* _Data excerpts_:
*-*-*

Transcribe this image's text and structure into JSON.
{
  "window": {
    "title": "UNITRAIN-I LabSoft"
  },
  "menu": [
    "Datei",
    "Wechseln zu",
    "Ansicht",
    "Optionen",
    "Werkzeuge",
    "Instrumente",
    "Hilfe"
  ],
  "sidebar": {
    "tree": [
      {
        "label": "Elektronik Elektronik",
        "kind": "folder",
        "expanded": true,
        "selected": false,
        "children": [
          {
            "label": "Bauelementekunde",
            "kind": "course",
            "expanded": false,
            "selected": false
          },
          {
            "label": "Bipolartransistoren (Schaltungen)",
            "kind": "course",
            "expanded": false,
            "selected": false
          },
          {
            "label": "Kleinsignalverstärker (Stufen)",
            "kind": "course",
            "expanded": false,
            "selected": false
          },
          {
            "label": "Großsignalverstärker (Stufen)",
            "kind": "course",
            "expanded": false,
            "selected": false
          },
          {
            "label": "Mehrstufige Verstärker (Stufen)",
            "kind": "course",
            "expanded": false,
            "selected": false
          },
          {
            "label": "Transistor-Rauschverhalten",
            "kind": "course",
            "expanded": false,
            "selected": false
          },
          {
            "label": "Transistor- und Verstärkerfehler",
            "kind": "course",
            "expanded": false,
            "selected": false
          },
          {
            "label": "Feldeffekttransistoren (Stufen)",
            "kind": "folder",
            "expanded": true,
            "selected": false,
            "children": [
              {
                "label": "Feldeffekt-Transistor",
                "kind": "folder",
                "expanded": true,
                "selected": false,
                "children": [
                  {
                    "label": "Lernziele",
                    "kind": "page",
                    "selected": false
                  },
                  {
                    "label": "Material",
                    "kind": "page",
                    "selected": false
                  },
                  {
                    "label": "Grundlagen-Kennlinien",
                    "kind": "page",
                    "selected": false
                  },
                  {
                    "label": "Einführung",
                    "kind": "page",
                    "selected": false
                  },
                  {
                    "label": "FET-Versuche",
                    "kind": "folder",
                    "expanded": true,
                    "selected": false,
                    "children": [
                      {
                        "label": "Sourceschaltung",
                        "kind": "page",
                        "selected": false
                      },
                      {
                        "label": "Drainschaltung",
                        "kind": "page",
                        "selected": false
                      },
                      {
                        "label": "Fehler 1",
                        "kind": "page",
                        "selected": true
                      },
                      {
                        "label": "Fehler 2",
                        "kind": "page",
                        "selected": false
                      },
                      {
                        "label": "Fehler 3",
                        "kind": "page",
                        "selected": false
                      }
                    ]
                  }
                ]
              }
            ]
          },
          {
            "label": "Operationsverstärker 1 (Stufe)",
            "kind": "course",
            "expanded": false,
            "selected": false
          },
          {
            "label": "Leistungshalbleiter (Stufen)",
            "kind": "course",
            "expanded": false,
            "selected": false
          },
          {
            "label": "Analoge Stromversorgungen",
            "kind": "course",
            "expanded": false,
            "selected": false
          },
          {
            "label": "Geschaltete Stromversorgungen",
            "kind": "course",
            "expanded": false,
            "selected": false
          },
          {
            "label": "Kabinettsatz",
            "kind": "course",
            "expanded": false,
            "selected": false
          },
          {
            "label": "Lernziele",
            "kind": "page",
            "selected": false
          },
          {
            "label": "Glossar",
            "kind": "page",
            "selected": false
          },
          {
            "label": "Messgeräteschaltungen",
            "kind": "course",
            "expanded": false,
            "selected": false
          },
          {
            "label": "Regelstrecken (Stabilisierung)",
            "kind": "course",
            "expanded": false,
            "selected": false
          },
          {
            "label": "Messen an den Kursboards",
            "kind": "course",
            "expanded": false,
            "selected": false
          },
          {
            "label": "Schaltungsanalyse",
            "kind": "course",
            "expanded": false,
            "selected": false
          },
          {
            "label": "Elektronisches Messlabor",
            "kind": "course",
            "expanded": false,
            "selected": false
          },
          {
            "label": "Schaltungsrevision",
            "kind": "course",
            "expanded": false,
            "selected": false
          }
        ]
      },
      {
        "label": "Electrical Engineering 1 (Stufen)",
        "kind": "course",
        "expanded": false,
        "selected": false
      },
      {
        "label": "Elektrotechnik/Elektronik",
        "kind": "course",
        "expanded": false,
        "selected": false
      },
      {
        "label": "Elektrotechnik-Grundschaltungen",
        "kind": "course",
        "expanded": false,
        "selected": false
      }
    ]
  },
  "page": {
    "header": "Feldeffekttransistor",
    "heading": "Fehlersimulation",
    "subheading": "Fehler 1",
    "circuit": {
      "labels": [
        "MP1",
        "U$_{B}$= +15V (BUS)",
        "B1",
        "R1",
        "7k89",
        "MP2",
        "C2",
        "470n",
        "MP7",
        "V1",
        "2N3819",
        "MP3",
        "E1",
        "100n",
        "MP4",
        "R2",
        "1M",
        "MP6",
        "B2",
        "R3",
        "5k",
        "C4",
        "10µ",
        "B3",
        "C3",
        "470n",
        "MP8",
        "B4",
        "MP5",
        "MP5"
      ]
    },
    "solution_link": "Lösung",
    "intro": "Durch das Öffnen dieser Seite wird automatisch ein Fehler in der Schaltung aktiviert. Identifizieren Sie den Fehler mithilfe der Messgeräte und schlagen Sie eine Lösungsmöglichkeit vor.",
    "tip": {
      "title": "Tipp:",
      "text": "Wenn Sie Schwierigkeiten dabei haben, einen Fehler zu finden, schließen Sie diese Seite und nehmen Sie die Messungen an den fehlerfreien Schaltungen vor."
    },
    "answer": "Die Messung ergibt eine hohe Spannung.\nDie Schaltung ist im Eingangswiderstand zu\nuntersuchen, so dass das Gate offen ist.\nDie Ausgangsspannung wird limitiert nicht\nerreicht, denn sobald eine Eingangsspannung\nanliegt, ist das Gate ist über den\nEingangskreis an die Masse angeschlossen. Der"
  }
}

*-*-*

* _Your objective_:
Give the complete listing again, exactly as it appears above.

* _Response to this exercise_:
Transcribe this image's text and structure into JSON.
{
  "window": {
    "title": "UNITRAIN-I LabSoft"
  },
  "menu": [
    "Datei",
    "Wechseln zu",
    "Ansicht",
    "Optionen",
    "Werkzeuge",
    "Instrumente",
    "Hilfe"
  ],
  "sidebar": {
    "tree": [
      {
        "label": "Elektronik Elektronik",
        "kind": "folder",
        "expanded": true,
        "selected": false,
        "children": [
          {
            "label": "Bauelementekunde",
            "kind": "course",
            "expanded": false,
            "selected": false
          },
          {
            "label": "Bipolartransistoren (Schaltungen)",
            "kind": "course",
            "expanded": false,
            "selected": false
          },
          {
            "label": "Kleinsignalverstärker (Stufen)",
            "kind": "course",
            "expanded": false,
            "selected": false
          },
          {
            "label": "Großsignalverstärker (Stufen)",
            "kind": "course",
            "expanded": false,
            "selected": false
          },
          {
            "label": "Mehrstufige Verstärker (Stufen)",
            "kind": "course",
            "expanded": false,
            "selected": false
          },
          {
            "label": "Transistor-Rauschverhalten",
            "kind": "course",
            "expanded": false,
            "selected": false
          },
          {
            "label": "Transistor- und Verstärkerfehler",
            "kind": "course",
            "expanded": false,
            "selected": false
          },
          {
            "label": "Feldeffekttransistoren (Stufen)",
            "kind": "folder",
            "expanded": true,
            "selected": false,
            "children": [
              {
                "label": "Feldeffekt-Transistor",
                "kind": "folder",
                "expanded": true,
                "selected": false,
                "children": [
                  {
                    "label": "Lernziele",
                    "kind": "page",
                    "selected": false
                  },
                  {
                    "label": "Material",
                    "kind": "page",
                    "selected": false
                  },
                  {
                    "label": "Grundlagen-Kennlinien",
                    "kind": "page",
                    "selected": false
                  },
                  {
                    "label": "Einführung",
                    "kind": "page",
                    "selected": false
                  },
                  {
                    "label": "FET-Versuche",
                    "kind": "folder",
                    "expanded": true,
                    "selected": false,
                    "children": [
                      {
                        "label": "Sourceschaltung",
                        "kind": "page",
                        "selected": false
                      },
                      {
                        "label": "Drainschaltung",
                        "kind": "page",
                        "selected": false
                      },
                      {
                        "label": "Fehler 1",
                        "kind": "page",
                        "selected": true
                      },
                      {
                        "label": "Fehler 2",
                        "kind": "page",
                        "selected": false
                      },
                      {
                        "label": "Fehler 3",
                        "kind": "page",
                        "selected": false
                      }
                    ]
                  }
                ]
              }
            ]
          },
          {
            "label": "Operationsverstärker 1 (Stufe)",
            "kind": "course",
            "expanded": false,
            "selected": false
          },
          {
            "label": "Leistungshalbleiter (Stufen)",
            "kind": "course",
            "expanded": false,
            "selected": false
          },
          {
            "label": "Analoge Stromversorgungen",
            "kind": "course",
            "expanded": false,
            "selected": false
          },
          {
            "label": "Geschaltete Stromversorgungen",
            "kind": "course",
            "expanded": false,
            "selected": false
          },
          {
            "label": "Kabinettsatz",
            "kind": "course",
            "expanded": false,
            "selected": false
          },
          {
            "label": "Lernziele",
            "kind": "page",
            "selected": false
          },
          {
            "label": "Glossar",
            "kind": "page",
            "selected": false
          },
          {
            "label": "Messgeräteschaltungen",
            "kind": "course",
            "expanded": false,
            "selected": false
          },
          {
            "label": "Regelstrecken (Stabilisierung)",
            "kind": "course",
            "expanded": false,
            "selected": false
          },
          {
            "label": "Messen an den Kursboards",
            "kind": "course",
            "expanded": false,
            "selected": false
          },
          {
            "label": "Schaltungsanalyse",
            "kind": "course",
            "expanded": false,
            "selected": false
          },
          {
            "label": "Elektronisches Messlabor",
            "kind": "course",
            "expanded": false,
            "selected": false
          },
          {
            "label": "Schaltungsrevision",
            "kind": "course",
            "expanded": false,
            "selected": false
          }
        ]
      },
      {
        "label": "Electrical Engineering 1 (Stufen)",
        "kind": "course",
        "expanded": false,
        "selected": false
      },
      {
        "label": "Elektrotechnik/Elektronik",
        "kind": "course",
        "expanded": false,
        "selected": false
      },
      {
        "label": "Elektrotechnik-Grundschaltungen",
        "kind": "course",
        "expanded": false,
        "selected": false
      }
    ]
  },
  "page": {
    "header": "Feldeffekttransistor",
    "heading": "Fehlersimulation",
    "subheading": "Fehler 1",
    "circuit": {
      "labels": [
        "MP1",
        "U$_{B}$= +15V (BUS)",
        "B1",
        "R1",
        "7k89",
        "MP2",
        "C2",
        "470n",
        "MP7",
        "V1",
        "2N3819",
        "MP3",
        "E1",
        "100n",
        "MP4",
        "R2",
        "1M",
        "MP6",
        "B2",
        "R3",
        "5k",
        "C4",
        "10µ",
        "B3",
        "C3",
        "470n",
        "MP8",
        "B4",
        "MP5",
        "MP5"
      ]
    },
    "solution_link": "Lösung",
    "intro": "Durch das Öffnen dieser Seite wird automatisch ein Fehler in der Schaltung aktiviert. Identifizieren Sie den Fehler mithilfe der Messgeräte und schlagen Sie eine Lösungsmöglichkeit vor.",
    "tip": {
      "title": "Tipp:",
      "text": "Wenn Sie Schwierigkeiten dabei haben, einen Fehler zu finden, schließen Sie diese Seite und nehmen Sie die Messungen an den fehlerfreien Schaltungen vor."
    },
    "answer": "Die Messung ergibt eine hohe Spannung.\nDie Schaltung ist im Eingangswiderstand zu\nuntersuchen, so dass das Gate offen ist.\nDie Ausgangsspannung wird limitiert nicht\nerreicht, denn sobald eine Eingangsspannung\nanliegt, ist das Gate ist über den\nEingangskreis an die Masse angeschlossen. Der"
  }
}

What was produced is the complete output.